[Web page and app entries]
•••
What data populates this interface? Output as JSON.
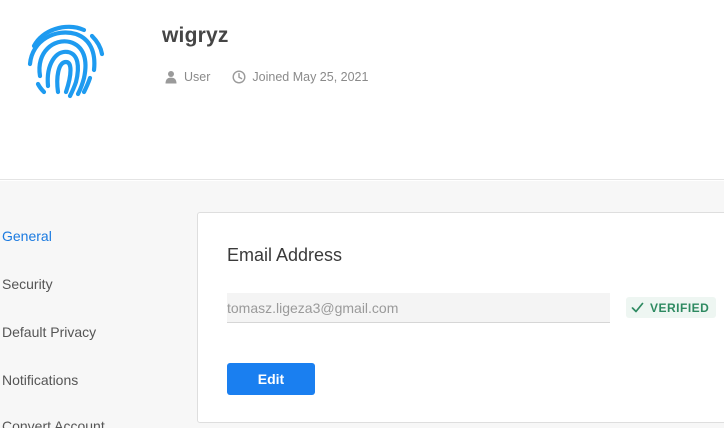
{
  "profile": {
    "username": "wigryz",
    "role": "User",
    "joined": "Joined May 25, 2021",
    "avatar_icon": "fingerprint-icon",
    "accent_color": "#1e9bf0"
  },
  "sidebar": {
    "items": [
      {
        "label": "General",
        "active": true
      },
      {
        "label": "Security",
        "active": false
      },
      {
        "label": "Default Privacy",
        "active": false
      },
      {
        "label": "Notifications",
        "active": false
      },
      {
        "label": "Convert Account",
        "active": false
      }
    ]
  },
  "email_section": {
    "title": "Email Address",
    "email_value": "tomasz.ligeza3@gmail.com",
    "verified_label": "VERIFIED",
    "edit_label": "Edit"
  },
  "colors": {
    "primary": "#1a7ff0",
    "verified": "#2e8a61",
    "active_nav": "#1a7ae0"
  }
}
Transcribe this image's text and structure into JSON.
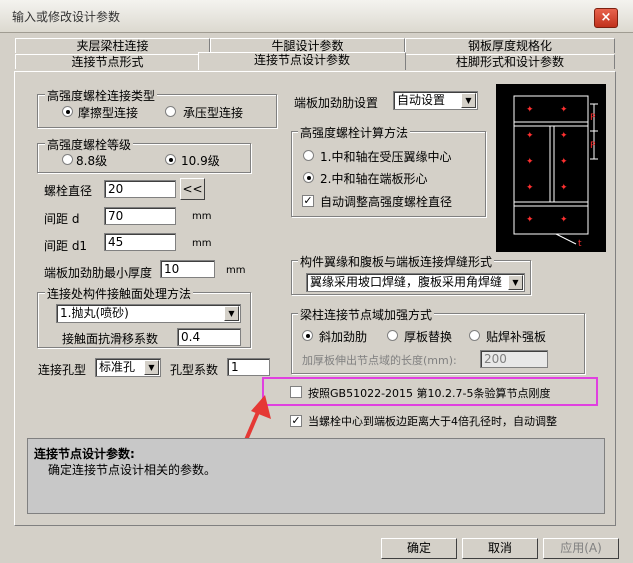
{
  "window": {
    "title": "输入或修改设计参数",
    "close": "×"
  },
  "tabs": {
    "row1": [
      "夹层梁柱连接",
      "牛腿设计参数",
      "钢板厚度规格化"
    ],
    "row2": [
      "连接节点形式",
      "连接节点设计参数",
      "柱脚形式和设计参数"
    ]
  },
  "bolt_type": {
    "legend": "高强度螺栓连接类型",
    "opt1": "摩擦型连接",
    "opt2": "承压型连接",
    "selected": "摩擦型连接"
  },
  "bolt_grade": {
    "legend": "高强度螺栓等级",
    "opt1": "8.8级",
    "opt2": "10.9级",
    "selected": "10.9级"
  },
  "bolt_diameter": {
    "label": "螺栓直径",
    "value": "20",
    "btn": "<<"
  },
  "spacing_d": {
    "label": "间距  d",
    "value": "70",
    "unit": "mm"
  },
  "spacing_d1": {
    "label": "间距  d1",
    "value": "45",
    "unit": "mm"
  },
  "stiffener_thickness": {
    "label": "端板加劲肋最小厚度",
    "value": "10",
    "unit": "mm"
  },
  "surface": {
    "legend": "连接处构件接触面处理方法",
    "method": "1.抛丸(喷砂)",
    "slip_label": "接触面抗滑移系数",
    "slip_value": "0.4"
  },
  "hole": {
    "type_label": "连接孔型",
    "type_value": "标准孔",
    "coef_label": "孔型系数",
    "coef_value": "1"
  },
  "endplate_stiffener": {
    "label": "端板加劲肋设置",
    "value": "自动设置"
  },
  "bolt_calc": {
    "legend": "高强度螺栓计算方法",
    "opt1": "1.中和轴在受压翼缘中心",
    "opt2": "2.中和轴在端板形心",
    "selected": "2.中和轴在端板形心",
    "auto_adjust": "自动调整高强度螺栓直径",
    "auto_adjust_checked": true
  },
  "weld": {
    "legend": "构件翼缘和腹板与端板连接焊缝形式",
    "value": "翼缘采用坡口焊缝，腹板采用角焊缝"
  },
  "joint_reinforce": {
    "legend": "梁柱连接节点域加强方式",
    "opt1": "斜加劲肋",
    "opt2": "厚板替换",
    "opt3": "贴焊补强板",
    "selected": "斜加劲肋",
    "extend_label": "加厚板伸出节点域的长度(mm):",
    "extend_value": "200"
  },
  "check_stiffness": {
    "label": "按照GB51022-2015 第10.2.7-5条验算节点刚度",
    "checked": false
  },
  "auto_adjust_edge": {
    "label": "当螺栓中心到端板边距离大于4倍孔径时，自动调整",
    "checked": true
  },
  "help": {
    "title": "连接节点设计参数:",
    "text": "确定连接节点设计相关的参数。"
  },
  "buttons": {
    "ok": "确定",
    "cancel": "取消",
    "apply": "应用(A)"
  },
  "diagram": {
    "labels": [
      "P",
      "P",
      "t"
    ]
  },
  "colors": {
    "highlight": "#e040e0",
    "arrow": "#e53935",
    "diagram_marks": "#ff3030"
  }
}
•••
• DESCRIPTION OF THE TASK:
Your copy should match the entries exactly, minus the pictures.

• SOLUTION FOR THIS EXERCISE:
What data populates this interface? Output as JSON.
{
  "profile": {
    "username": "wigryz",
    "role": "User",
    "joined": "Joined May 25, 2021",
    "avatar_icon": "fingerprint-icon",
    "accent_color": "#1e9bf0"
  },
  "sidebar": {
    "items": [
      {
        "label": "General",
        "active": true
      },
      {
        "label": "Security",
        "active": false
      },
      {
        "label": "Default Privacy",
        "active": false
      },
      {
        "label": "Notifications",
        "active": false
      },
      {
        "label": "Convert Account",
        "active": false
      }
    ]
  },
  "email_section": {
    "title": "Email Address",
    "email_value": "tomasz.ligeza3@gmail.com",
    "verified_label": "VERIFIED",
    "edit_label": "Edit"
  },
  "colors": {
    "primary": "#1a7ff0",
    "verified": "#2e8a61",
    "active_nav": "#1a7ae0"
  }
}
Transcribe this image's text and structure into JSON.
{
  "window": {
    "title": "输入或修改设计参数",
    "close": "×"
  },
  "tabs": {
    "row1": [
      "夹层梁柱连接",
      "牛腿设计参数",
      "钢板厚度规格化"
    ],
    "row2": [
      "连接节点形式",
      "连接节点设计参数",
      "柱脚形式和设计参数"
    ]
  },
  "bolt_type": {
    "legend": "高强度螺栓连接类型",
    "opt1": "摩擦型连接",
    "opt2": "承压型连接",
    "selected": "摩擦型连接"
  },
  "bolt_grade": {
    "legend": "高强度螺栓等级",
    "opt1": "8.8级",
    "opt2": "10.9级",
    "selected": "10.9级"
  },
  "bolt_diameter": {
    "label": "螺栓直径",
    "value": "20",
    "btn": "<<"
  },
  "spacing_d": {
    "label": "间距  d",
    "value": "70",
    "unit": "mm"
  },
  "spacing_d1": {
    "label": "间距  d1",
    "value": "45",
    "unit": "mm"
  },
  "stiffener_thickness": {
    "label": "端板加劲肋最小厚度",
    "value": "10",
    "unit": "mm"
  },
  "surface": {
    "legend": "连接处构件接触面处理方法",
    "method": "1.抛丸(喷砂)",
    "slip_label": "接触面抗滑移系数",
    "slip_value": "0.4"
  },
  "hole": {
    "type_label": "连接孔型",
    "type_value": "标准孔",
    "coef_label": "孔型系数",
    "coef_value": "1"
  },
  "endplate_stiffener": {
    "label": "端板加劲肋设置",
    "value": "自动设置"
  },
  "bolt_calc": {
    "legend": "高强度螺栓计算方法",
    "opt1": "1.中和轴在受压翼缘中心",
    "opt2": "2.中和轴在端板形心",
    "selected": "2.中和轴在端板形心",
    "auto_adjust": "自动调整高强度螺栓直径",
    "auto_adjust_checked": true
  },
  "weld": {
    "legend": "构件翼缘和腹板与端板连接焊缝形式",
    "value": "翼缘采用坡口焊缝，腹板采用角焊缝"
  },
  "joint_reinforce": {
    "legend": "梁柱连接节点域加强方式",
    "opt1": "斜加劲肋",
    "opt2": "厚板替换",
    "opt3": "贴焊补强板",
    "selected": "斜加劲肋",
    "extend_label": "加厚板伸出节点域的长度(mm):",
    "extend_value": "200"
  },
  "check_stiffness": {
    "label": "按照GB51022-2015 第10.2.7-5条验算节点刚度",
    "checked": false
  },
  "auto_adjust_edge": {
    "label": "当螺栓中心到端板边距离大于4倍孔径时，自动调整",
    "checked": true
  },
  "help": {
    "title": "连接节点设计参数:",
    "text": "确定连接节点设计相关的参数。"
  },
  "buttons": {
    "ok": "确定",
    "cancel": "取消",
    "apply": "应用(A)"
  },
  "diagram": {
    "labels": [
      "P",
      "P",
      "t"
    ]
  },
  "colors": {
    "highlight": "#e040e0",
    "arrow": "#e53935",
    "diagram_marks": "#ff3030"
  }
}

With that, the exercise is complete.